→ **Task statement**: Retype the entries. Match them exactly.

→ **Supplied records**:
______________________________
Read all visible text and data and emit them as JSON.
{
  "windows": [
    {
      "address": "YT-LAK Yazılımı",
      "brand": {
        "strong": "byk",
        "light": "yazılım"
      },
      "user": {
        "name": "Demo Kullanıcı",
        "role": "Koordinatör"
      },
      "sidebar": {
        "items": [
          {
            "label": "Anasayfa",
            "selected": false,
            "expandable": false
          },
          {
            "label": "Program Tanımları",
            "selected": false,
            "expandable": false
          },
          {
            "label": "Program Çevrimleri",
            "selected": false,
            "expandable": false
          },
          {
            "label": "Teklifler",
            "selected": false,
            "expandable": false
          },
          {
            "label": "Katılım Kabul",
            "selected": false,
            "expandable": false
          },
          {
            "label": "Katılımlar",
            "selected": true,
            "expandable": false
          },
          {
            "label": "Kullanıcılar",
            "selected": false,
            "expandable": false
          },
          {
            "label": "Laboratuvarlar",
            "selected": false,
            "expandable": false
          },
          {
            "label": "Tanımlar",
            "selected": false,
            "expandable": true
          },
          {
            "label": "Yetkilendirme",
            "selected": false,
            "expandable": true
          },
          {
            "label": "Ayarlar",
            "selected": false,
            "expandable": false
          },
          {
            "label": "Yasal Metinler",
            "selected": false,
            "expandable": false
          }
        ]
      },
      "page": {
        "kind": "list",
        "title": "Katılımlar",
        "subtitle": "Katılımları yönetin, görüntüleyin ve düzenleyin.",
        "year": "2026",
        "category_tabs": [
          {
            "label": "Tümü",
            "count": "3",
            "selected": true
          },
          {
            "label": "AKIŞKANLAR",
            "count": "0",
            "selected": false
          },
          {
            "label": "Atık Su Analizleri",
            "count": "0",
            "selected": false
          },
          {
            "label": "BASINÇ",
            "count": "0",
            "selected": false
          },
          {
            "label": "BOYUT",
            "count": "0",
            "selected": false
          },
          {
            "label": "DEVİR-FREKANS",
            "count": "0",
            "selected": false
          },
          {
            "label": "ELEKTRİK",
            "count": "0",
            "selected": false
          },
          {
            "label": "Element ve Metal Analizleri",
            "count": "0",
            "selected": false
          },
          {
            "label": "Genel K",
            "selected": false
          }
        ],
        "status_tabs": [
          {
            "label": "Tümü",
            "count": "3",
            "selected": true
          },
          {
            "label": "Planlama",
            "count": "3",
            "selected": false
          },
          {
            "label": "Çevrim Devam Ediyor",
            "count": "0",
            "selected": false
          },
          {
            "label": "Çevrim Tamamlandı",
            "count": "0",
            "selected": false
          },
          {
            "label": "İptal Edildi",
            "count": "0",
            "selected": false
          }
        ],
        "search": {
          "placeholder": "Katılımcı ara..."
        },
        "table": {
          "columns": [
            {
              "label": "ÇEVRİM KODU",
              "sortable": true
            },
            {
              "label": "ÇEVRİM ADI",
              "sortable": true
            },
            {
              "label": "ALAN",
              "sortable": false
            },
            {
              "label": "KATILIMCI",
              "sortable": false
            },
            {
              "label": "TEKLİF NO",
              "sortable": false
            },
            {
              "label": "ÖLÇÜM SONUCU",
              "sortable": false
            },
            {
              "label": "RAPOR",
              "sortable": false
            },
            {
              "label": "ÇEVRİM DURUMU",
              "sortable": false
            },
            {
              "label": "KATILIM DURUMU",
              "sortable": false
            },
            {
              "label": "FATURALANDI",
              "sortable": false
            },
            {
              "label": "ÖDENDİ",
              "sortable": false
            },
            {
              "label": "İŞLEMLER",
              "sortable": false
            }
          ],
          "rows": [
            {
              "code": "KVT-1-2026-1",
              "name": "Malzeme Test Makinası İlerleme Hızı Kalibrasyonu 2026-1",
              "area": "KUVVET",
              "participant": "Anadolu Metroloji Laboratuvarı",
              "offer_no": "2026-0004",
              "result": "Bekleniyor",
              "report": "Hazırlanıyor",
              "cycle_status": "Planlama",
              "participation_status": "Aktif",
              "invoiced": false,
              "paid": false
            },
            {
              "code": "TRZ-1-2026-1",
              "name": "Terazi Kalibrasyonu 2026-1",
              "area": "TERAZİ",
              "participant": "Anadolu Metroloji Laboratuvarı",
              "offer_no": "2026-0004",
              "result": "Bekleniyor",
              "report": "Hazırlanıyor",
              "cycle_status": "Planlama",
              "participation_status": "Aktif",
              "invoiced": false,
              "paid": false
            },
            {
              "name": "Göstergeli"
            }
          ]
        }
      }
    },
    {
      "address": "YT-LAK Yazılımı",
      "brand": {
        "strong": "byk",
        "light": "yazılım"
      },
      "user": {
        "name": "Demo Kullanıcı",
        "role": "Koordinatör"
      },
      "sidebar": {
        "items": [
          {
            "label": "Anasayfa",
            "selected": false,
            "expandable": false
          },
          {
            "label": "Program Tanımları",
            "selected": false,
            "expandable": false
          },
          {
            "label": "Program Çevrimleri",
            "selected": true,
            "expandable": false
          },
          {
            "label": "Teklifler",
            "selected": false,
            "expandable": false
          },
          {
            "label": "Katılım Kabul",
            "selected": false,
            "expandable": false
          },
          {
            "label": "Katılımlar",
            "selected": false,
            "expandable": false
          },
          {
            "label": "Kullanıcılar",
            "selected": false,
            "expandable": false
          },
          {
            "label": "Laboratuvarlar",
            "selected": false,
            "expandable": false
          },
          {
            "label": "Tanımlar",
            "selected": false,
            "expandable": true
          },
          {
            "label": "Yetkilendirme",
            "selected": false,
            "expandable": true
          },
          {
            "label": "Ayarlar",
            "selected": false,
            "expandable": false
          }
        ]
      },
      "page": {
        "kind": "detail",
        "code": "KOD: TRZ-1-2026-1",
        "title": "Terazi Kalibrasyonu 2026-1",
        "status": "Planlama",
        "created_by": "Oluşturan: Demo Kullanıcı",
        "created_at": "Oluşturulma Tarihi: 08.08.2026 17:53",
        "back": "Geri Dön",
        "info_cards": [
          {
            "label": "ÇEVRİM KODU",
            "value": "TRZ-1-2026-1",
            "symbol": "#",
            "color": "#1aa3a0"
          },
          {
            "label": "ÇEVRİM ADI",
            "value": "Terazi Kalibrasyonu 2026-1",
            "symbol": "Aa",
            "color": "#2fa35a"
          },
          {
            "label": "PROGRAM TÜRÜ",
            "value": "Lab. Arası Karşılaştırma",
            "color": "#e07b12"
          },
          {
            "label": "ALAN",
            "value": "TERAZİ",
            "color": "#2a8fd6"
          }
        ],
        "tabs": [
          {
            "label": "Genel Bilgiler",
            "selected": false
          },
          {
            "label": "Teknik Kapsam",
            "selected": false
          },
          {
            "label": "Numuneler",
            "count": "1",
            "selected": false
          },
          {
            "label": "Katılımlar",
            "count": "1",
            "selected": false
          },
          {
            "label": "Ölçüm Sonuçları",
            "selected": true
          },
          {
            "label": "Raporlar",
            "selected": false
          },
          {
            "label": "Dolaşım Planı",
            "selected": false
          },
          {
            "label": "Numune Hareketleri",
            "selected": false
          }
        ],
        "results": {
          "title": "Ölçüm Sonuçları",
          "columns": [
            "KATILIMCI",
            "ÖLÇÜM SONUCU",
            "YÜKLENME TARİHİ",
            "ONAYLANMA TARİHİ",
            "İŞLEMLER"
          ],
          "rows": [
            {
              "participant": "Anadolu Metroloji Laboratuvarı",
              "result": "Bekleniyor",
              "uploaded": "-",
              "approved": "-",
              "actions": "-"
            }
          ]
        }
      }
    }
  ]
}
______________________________
→ **Solution to this task**:
Read all visible text and data and emit them as JSON.
{
  "windows": [
    {
      "address": "YT-LAK Yazılımı",
      "brand": {
        "strong": "byk",
        "light": "yazılım"
      },
      "user": {
        "name": "Demo Kullanıcı",
        "role": "Koordinatör"
      },
      "sidebar": {
        "items": [
          {
            "label": "Anasayfa",
            "selected": false,
            "expandable": false
          },
          {
            "label": "Program Tanımları",
            "selected": false,
            "expandable": false
          },
          {
            "label": "Program Çevrimleri",
            "selected": false,
            "expandable": false
          },
          {
            "label": "Teklifler",
            "selected": false,
            "expandable": false
          },
          {
            "label": "Katılım Kabul",
            "selected": false,
            "expandable": false
          },
          {
            "label": "Katılımlar",
            "selected": true,
            "expandable": false
          },
          {
            "label": "Kullanıcılar",
            "selected": false,
            "expandable": false
          },
          {
            "label": "Laboratuvarlar",
            "selected": false,
            "expandable": false
          },
          {
            "label": "Tanımlar",
            "selected": false,
            "expandable": true
          },
          {
            "label": "Yetkilendirme",
            "selected": false,
            "expandable": true
          },
          {
            "label": "Ayarlar",
            "selected": false,
            "expandable": false
          },
          {
            "label": "Yasal Metinler",
            "selected": false,
            "expandable": false
          }
        ]
      },
      "page": {
        "kind": "list",
        "title": "Katılımlar",
        "subtitle": "Katılımları yönetin, görüntüleyin ve düzenleyin.",
        "year": "2026",
        "category_tabs": [
          {
            "label": "Tümü",
            "count": "3",
            "selected": true
          },
          {
            "label": "AKIŞKANLAR",
            "count": "0",
            "selected": false
          },
          {
            "label": "Atık Su Analizleri",
            "count": "0",
            "selected": false
          },
          {
            "label": "BASINÇ",
            "count": "0",
            "selected": false
          },
          {
            "label": "BOYUT",
            "count": "0",
            "selected": false
          },
          {
            "label": "DEVİR-FREKANS",
            "count": "0",
            "selected": false
          },
          {
            "label": "ELEKTRİK",
            "count": "0",
            "selected": false
          },
          {
            "label": "Element ve Metal Analizleri",
            "count": "0",
            "selected": false
          },
          {
            "label": "Genel K",
            "selected": false
          }
        ],
        "status_tabs": [
          {
            "label": "Tümü",
            "count": "3",
            "selected": true
          },
          {
            "label": "Planlama",
            "count": "3",
            "selected": false
          },
          {
            "label": "Çevrim Devam Ediyor",
            "count": "0",
            "selected": false
          },
          {
            "label": "Çevrim Tamamlandı",
            "count": "0",
            "selected": false
          },
          {
            "label": "İptal Edildi",
            "count": "0",
            "selected": false
          }
        ],
        "search": {
          "placeholder": "Katılımcı ara..."
        },
        "table": {
          "columns": [
            {
              "label": "ÇEVRİM KODU",
              "sortable": true
            },
            {
              "label": "ÇEVRİM ADI",
              "sortable": true
            },
            {
              "label": "ALAN",
              "sortable": false
            },
            {
              "label": "KATILIMCI",
              "sortable": false
            },
            {
              "label": "TEKLİF NO",
              "sortable": false
            },
            {
              "label": "ÖLÇÜM SONUCU",
              "sortable": false
            },
            {
              "label": "RAPOR",
              "sortable": false
            },
            {
              "label": "ÇEVRİM DURUMU",
              "sortable": false
            },
            {
              "label": "KATILIM DURUMU",
              "sortable": false
            },
            {
              "label": "FATURALANDI",
              "sortable": false
            },
            {
              "label": "ÖDENDİ",
              "sortable": false
            },
            {
              "label": "İŞLEMLER",
              "sortable": false
            }
          ],
          "rows": [
            {
              "code": "KVT-1-2026-1",
              "name": "Malzeme Test Makinası İlerleme Hızı Kalibrasyonu 2026-1",
              "area": "KUVVET",
              "participant": "Anadolu Metroloji Laboratuvarı",
              "offer_no": "2026-0004",
              "result": "Bekleniyor",
              "report": "Hazırlanıyor",
              "cycle_status": "Planlama",
              "participation_status": "Aktif",
              "invoiced": false,
              "paid": false
            },
            {
              "code": "TRZ-1-2026-1",
              "name": "Terazi Kalibrasyonu 2026-1",
              "area": "TERAZİ",
              "participant": "Anadolu Metroloji Laboratuvarı",
              "offer_no": "2026-0004",
              "result": "Bekleniyor",
              "report": "Hazırlanıyor",
              "cycle_status": "Planlama",
              "participation_status": "Aktif",
              "invoiced": false,
              "paid": false
            },
            {
              "name": "Göstergeli"
            }
          ]
        }
      }
    },
    {
      "address": "YT-LAK Yazılımı",
      "brand": {
        "strong": "byk",
        "light": "yazılım"
      },
      "user": {
        "name": "Demo Kullanıcı",
        "role": "Koordinatör"
      },
      "sidebar": {
        "items": [
          {
            "label": "Anasayfa",
            "selected": false,
            "expandable": false
          },
          {
            "label": "Program Tanımları",
            "selected": false,
            "expandable": false
          },
          {
            "label": "Program Çevrimleri",
            "selected": true,
            "expandable": false
          },
          {
            "label": "Teklifler",
            "selected": false,
            "expandable": false
          },
          {
            "label": "Katılım Kabul",
            "selected": false,
            "expandable": false
          },
          {
            "label": "Katılımlar",
            "selected": false,
            "expandable": false
          },
          {
            "label": "Kullanıcılar",
            "selected": false,
            "expandable": false
          },
          {
            "label": "Laboratuvarlar",
            "selected": false,
            "expandable": false
          },
          {
            "label": "Tanımlar",
            "selected": false,
            "expandable": true
          },
          {
            "label": "Yetkilendirme",
            "selected": false,
            "expandable": true
          },
          {
            "label": "Ayarlar",
            "selected": false,
            "expandable": false
          }
        ]
      },
      "page": {
        "kind": "detail",
        "code": "KOD: TRZ-1-2026-1",
        "title": "Terazi Kalibrasyonu 2026-1",
        "status": "Planlama",
        "created_by": "Oluşturan: Demo Kullanıcı",
        "created_at": "Oluşturulma Tarihi: 08.08.2026 17:53",
        "back": "Geri Dön",
        "info_cards": [
          {
            "label": "ÇEVRİM KODU",
            "value": "TRZ-1-2026-1",
            "symbol": "#",
            "color": "#1aa3a0"
          },
          {
            "label": "ÇEVRİM ADI",
            "value": "Terazi Kalibrasyonu 2026-1",
            "symbol": "Aa",
            "color": "#2fa35a"
          },
          {
            "label": "PROGRAM TÜRÜ",
            "value": "Lab. Arası Karşılaştırma",
            "color": "#e07b12"
          },
          {
            "label": "ALAN",
            "value": "TERAZİ",
            "color": "#2a8fd6"
          }
        ],
        "tabs": [
          {
            "label": "Genel Bilgiler",
            "selected": false
          },
          {
            "label": "Teknik Kapsam",
            "selected": false
          },
          {
            "label": "Numuneler",
            "count": "1",
            "selected": false
          },
          {
            "label": "Katılımlar",
            "count": "1",
            "selected": false
          },
          {
            "label": "Ölçüm Sonuçları",
            "selected": true
          },
          {
            "label": "Raporlar",
            "selected": false
          },
          {
            "label": "Dolaşım Planı",
            "selected": false
          },
          {
            "label": "Numune Hareketleri",
            "selected": false
          }
        ],
        "results": {
          "title": "Ölçüm Sonuçları",
          "columns": [
            "KATILIMCI",
            "ÖLÇÜM SONUCU",
            "YÜKLENME TARİHİ",
            "ONAYLANMA TARİHİ",
            "İŞLEMLER"
          ],
          "rows": [
            {
              "participant": "Anadolu Metroloji Laboratuvarı",
              "result": "Bekleniyor",
              "uploaded": "-",
              "approved": "-",
              "actions": "-"
            }
          ]
        }
      }
    }
  ]
}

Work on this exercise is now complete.